Iceland is a selfie nation. It is obsessed with it’s image and how it is perceived by others (“How do you like Iceland?” is the only thing I can say in a perfect Icelandic accent for a reason). There is a whole campaign “Inspired by Iceland” dedicated to promoting the brand “Iceland”. Hundreds of foreign journalists are paid to come into the country to write articles about Iceland. Any mention of Iceland in foreign media appears in Icelandic news (“Look how much they like us!”), no matter how inaccurate (see myths about Iceland below). It is fuel on the shared conviction that Iceland is the very specialest of snowflakes and, of course, “Bezt í heimi”.
A symptom of this conviction is excessive flag waving at every opportunity. Protests, gay pride or just the camping trip with the kids requires an Icelandic flag. I come from Germany, where displays of national pride, such as waving the national flag, on any other occasion than the World (or Euro) Cup probably indicates that one is a right - wing nationalist. Of course our international image is that of yodeling idiots in lederhosen at best and as genocidal maniacs at worst.
9. What is a myth about your adopted country?
I hope I do not have to limit myself to one. Here is an Icelandic sketch describing how Iceland is perceived abroad
Some myths debunked:
- Iceland is not populated by Nordic super models, in fact Iceland is in the top to countries for obesity in Europe. Also, Icelandic women, as much as they like to party, do not like to be part of your dirty weekend.
- Stories about Elves are part of Icelandic folklore, the same way Grimm fairytales are part of German folklore. However, most Icelandic people do not believe they actually exist.
- The revolution was cancelled, the new constitution killed in parliament and the same people who caused the crisis are back in power
- There are woods in Iceland :)
10. Is the cost of living higher or lower than the last country you lived in and how has that made a difference in your life?
I have never lived grown up life in Germany, so I cannot compare experiences here. I have written a whole blog post about the cost of living in Iceland. After the crisis inflation caused prices to rise dramatically. Wages however, were never adjusted to inflation. Subsequently, purchasing power is now more similar to Eastern Europe than Scandinavia. Which is why everyone and their mother is going on strike for a living wage this month including me.
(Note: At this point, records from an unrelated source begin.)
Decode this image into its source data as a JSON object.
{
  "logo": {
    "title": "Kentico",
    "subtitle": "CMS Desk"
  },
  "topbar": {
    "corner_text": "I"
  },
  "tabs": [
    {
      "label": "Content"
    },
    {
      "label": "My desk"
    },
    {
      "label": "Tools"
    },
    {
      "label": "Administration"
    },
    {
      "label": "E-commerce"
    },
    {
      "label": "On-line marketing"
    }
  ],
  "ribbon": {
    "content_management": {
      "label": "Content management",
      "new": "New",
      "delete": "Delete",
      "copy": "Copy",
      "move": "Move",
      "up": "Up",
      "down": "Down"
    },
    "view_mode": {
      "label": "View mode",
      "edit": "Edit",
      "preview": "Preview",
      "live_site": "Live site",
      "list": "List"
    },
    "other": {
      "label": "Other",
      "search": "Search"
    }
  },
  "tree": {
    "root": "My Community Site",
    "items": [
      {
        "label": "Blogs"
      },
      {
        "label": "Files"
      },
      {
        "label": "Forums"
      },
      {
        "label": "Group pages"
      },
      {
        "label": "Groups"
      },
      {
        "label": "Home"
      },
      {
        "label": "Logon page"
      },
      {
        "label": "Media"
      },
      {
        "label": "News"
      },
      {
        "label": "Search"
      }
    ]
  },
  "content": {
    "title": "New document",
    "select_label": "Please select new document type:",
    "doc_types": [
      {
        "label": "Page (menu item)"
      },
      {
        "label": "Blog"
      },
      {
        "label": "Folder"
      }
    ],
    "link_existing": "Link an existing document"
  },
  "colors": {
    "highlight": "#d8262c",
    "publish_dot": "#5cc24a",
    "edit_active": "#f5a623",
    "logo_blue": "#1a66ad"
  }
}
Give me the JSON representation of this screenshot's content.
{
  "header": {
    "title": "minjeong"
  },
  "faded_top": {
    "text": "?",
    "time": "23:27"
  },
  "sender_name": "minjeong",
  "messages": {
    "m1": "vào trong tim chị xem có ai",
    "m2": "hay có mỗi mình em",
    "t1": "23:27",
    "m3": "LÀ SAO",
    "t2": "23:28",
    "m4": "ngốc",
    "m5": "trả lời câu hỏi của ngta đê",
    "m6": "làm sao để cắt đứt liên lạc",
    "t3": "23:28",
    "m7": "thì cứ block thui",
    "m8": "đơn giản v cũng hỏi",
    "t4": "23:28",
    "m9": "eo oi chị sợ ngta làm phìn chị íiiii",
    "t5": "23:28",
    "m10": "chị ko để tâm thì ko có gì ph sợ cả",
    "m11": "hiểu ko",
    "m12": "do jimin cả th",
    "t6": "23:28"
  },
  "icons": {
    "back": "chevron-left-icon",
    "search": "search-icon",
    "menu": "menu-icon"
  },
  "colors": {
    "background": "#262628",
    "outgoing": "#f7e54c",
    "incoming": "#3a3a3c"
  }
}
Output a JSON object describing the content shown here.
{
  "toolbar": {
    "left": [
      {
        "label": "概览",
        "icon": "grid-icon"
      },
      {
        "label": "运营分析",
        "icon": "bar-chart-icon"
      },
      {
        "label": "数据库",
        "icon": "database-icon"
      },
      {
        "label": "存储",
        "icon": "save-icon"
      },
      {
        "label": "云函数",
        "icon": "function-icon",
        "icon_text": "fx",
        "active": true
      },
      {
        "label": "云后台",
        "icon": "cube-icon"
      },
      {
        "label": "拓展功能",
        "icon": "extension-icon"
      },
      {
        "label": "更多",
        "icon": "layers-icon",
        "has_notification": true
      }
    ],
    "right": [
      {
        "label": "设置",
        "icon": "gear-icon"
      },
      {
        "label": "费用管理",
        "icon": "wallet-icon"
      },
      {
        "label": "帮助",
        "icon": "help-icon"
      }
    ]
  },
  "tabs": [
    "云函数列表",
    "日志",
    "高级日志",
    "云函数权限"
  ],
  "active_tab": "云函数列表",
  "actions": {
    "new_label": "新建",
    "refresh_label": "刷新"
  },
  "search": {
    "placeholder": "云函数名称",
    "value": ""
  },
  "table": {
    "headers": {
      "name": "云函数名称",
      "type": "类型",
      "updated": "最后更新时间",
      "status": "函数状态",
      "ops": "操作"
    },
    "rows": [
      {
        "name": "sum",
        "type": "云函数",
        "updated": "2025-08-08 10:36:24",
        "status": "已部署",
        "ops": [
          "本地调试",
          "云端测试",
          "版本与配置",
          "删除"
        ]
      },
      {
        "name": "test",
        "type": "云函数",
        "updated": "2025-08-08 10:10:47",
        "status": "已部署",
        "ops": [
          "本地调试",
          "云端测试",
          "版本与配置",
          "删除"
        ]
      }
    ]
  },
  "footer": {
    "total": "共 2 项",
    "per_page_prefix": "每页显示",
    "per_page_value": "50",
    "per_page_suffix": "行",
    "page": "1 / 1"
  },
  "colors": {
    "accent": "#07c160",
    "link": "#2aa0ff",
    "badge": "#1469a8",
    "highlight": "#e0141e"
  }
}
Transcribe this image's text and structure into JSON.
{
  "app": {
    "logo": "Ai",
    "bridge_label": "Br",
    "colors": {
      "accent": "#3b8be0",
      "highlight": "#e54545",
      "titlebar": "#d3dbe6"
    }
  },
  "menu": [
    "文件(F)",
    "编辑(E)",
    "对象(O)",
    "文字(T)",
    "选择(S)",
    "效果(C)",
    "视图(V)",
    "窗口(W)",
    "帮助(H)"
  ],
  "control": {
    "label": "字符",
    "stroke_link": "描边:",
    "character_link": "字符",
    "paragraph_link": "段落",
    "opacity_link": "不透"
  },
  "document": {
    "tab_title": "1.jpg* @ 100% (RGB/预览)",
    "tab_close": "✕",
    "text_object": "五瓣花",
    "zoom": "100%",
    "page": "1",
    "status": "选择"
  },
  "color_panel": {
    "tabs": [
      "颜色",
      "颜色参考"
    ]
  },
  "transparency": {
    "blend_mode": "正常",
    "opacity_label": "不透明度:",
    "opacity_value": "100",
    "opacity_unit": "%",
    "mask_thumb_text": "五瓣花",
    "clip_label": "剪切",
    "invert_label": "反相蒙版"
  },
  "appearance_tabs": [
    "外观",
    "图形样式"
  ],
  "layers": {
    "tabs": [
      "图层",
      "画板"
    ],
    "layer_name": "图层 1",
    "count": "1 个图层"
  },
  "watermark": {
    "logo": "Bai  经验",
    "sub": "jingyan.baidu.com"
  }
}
11. What advice would you give other expats?
Moving to any new country can and should feel like an exiting adventure. Iceland in particular can feel like this friendly, quaint little country, especially as one often finds a flat or a job via acquaintances. However, this is not a holiday and a carefree attitude can go wrong very quickly. Be aware that not knowing your rights, local circumstances or the language puts you at a disadvantage and that in Iceland, just like in any other country people might take advantage of this.
Inform yourself as much as possible, take time to read through contracts and don’t be shy to ask for help.
12. When and why did you start your blog?
I started my blog when I lived in Blönduós, a tiny town in the north of Iceland. I had a lot of time on my hand and started playing around with the blog script on my computer and pagekite a project of an acquaintance of mine. At first it was mainly for testing purposes, but when I started travelling (down the panamerican highway) it was a way for me to share my experiences with friends and family. Once I became settled again the topics on my blog expanded from: "look at that picture of me" to politics, life musings and general observations about the country I was living in. A blogger was born.